“The Number 23” Simply Doesn’t Add Up
- Christa Banister Contributing Writer
- 2007 23 Feb
Release Date: February 23, 2007
Rating: R (for violence, disturbing images, sexuality, language)
Genre: Psychological thriller/Drama
Run Time: 95 min.
Director: Joel Schumacher
Actors: Jim Carrey, Virginia Madsen, Logan Lerman, Danny Huston, Lynn Collins, Rhona Mitra
In “The Truman Show” and “Eternal Sunshine of the Spotless Mind,” rubber-faced funnyman Jim Carrey proved that he could convincingly play a character that didn’t require his over-the-top comedic hysterics to be memorable.
But in what’s being billed as a “psychological thriller,” Carrey doesn’t fare as well as a dog-catcher named Walter Sparrow (a nod to his work in “Ace Ventura,” perhaps?) with an adoring wife, Agatha (Virginia Madsen), a cute son, Robin (Logan Lerman) and a bone to pick with a certain grave-watching dog that bites his arm for no particular reason.
In fact, this dog bite is the catalyst for a chain of events that forever changes the course of his life. While waiting for Walter to return from work, Agatha browses at a local used bookstore and happens to pick up a well-worn copy of “The Number 23,” a mysterious book that ends up becoming an obsession for Walter once he starts reading.
While Agatha’s content to enjoy the book for what it is to her – fiction – Walter almost immediately believes that it’s the story of his life when he discovers plenty of eerie parallels to his past and present. And before long, Walter begins to see the book’s “cursed” number – 23 – everywhere he goes. His birthday is February 3 or “23.” The numbers on his alarm clock add up to “23.” Significant world events like Hiroshima and the death of Hitler all involve the number “23.” And before long, (gasp) he’s convinced that “23” has something to do with his own mysterious past as flashbacks starring the book’s protagonist Fingerling (also played by Carrey) reveal a past predilection for murder.
Director Joel Schumacher does his best to set up the story in creepy, blood-red splendor, but not even Carrey’s obvious ode to Jack Nicholson’s chilling performance in “The Shining" can make the film’s premise come off as anything more than just plain silly.
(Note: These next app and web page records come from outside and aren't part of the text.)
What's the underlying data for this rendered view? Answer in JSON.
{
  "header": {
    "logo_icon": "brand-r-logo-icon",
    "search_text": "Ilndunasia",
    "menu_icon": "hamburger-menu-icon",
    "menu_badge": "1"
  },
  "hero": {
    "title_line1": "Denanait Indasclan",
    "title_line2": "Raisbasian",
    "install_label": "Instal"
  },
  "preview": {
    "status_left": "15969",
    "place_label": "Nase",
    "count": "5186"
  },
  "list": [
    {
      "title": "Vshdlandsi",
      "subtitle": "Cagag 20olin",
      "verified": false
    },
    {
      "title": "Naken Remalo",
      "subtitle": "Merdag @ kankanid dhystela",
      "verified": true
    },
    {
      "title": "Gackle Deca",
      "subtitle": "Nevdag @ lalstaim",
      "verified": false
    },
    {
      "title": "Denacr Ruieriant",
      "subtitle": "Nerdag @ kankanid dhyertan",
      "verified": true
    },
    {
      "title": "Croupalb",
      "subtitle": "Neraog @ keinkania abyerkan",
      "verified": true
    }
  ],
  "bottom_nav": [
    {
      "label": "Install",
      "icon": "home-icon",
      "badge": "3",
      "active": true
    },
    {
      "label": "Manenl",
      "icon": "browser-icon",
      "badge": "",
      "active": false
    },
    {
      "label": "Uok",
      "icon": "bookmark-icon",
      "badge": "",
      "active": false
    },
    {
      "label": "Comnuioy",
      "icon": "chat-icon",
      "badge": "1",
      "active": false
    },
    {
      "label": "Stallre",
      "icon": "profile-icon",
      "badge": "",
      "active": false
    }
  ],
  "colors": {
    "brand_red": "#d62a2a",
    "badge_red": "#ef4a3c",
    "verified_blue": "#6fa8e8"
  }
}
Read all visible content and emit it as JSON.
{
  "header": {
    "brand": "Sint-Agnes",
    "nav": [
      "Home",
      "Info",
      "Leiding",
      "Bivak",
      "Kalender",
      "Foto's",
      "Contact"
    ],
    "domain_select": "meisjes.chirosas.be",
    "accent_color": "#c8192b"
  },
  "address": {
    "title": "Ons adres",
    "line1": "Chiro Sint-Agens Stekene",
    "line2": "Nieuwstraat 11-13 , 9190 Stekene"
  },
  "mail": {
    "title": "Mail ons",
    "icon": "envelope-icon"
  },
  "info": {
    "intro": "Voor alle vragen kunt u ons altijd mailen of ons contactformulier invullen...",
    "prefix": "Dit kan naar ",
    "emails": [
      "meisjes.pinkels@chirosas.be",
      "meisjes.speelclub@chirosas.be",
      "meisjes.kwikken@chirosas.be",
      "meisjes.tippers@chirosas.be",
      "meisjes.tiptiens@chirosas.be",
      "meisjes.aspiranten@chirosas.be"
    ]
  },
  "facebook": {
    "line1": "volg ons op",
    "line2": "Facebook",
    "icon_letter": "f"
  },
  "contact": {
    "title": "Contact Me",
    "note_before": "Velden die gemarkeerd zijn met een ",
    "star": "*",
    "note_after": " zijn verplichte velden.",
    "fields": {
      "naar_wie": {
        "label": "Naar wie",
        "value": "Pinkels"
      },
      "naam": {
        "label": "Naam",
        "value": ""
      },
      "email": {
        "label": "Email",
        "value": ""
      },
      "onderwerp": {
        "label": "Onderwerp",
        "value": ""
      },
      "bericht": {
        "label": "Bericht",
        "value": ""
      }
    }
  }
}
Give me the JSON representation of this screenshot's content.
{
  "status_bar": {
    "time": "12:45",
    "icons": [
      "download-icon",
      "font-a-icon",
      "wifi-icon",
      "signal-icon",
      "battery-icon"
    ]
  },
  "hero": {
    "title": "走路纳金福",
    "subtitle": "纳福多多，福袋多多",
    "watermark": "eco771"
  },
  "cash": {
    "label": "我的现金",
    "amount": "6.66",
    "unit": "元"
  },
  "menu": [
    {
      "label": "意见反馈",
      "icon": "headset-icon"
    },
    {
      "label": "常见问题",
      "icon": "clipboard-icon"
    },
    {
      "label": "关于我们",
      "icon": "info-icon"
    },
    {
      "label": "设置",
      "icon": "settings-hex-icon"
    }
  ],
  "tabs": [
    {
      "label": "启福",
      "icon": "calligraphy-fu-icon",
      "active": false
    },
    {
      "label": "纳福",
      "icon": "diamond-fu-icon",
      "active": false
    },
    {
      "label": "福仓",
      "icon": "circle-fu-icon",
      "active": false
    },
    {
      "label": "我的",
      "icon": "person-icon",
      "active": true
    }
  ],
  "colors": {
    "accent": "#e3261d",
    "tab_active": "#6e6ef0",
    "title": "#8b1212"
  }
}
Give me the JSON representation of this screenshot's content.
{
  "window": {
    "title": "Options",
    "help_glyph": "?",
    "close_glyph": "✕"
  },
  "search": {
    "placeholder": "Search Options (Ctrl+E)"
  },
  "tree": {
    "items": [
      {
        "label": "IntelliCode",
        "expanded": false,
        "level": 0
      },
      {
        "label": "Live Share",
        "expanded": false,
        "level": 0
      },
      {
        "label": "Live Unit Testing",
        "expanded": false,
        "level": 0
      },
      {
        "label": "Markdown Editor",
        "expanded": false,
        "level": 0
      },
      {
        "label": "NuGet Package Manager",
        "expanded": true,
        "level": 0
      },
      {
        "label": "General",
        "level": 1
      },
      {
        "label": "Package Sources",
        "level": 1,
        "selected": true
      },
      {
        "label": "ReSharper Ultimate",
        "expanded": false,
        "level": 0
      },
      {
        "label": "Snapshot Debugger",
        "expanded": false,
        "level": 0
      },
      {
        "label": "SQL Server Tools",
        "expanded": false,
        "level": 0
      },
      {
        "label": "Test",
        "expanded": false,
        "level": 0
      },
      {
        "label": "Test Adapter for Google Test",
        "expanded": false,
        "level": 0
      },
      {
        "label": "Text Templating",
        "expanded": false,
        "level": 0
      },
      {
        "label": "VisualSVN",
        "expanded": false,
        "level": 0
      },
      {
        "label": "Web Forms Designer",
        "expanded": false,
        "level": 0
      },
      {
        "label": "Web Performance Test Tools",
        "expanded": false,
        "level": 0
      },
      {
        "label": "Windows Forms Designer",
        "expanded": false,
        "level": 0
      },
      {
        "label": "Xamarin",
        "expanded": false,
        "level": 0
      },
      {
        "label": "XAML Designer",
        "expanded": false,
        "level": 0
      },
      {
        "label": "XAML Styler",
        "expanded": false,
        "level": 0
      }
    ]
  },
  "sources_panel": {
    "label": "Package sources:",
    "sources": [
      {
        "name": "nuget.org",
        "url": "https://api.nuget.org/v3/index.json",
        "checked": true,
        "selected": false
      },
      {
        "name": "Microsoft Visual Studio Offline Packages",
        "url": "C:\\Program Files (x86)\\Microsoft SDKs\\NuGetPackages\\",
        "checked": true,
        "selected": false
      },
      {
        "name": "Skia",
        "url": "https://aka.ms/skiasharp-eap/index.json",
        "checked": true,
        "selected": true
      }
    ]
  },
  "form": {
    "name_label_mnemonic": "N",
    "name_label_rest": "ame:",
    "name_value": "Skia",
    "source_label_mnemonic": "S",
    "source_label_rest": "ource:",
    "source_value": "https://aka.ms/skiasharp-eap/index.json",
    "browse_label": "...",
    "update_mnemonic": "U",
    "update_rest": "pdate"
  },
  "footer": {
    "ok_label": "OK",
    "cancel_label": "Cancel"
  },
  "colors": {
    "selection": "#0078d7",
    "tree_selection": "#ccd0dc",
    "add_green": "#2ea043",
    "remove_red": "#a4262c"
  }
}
As if to punctuate the ridiculous nature of the whole thing, not to mention the unnerving imagery of love-me-and-hurt-me sex and pretty girls committing suicide, the latter half of the film is devoted to explaining everything that happened in the first place. And even with these “stunning” revelations, the mystery behind the book and its author are just as lackluster.
In a movie that’s truly suspenseful, the mystery of the unknown is a central part of the charm. Rather than spell everything out for the viewer, a flick like this should provoke further discussion afterward, not leave you feeling like you’ve wasted an hour and a half of your life. When it’s said and done, there’s not much about “The Number 23” that actually adds up. It’s ultimately nothing more than a superstition gone seriously awry that wastes the talent of actors like Carrey and Madsen.
AUDIENCE: Adults only
- Drugs/Alcohol: Social drinking.
- Language/Profanity: An assortment of mild profanities and an abundance of F-words.
- Sex/Nudity: There are several racy sex scenes between Fabrizia and Fingerling. While there’s no nudity, Fabrizia enjoys being tied up and threatened with a knife in the process. Fabrizia also has an affair with Miles Phoenix. While they engage in sex, Fingerling watches in disbelief.
- Violence: An abundance, given the movie’s subject matter. There are multiple murders and suicides and plenty of blood shown throughout the film. There are also plenty of disturbing images as well, shots of people after suicide, murder-fueled dreams, etc.
- Religion: One of the movie’s themes is about a man’s sins eventually being found out. Despite the film’s questionable subject matter, there’s a redemptive principle in the story. SPOILER ALERT: When Agatha discovers that Walter is Laura’s killer and the writer of the mysterious book and was institutionalized because of his obsessive behavior, she emphasizes that’s who he was, not who he is now, which is the perfect picture of what we’re like before we know Christ. He no longer views us as who we were before we ask for forgiveness. Rather, He views us as who we are now – still flawed, but redeemed.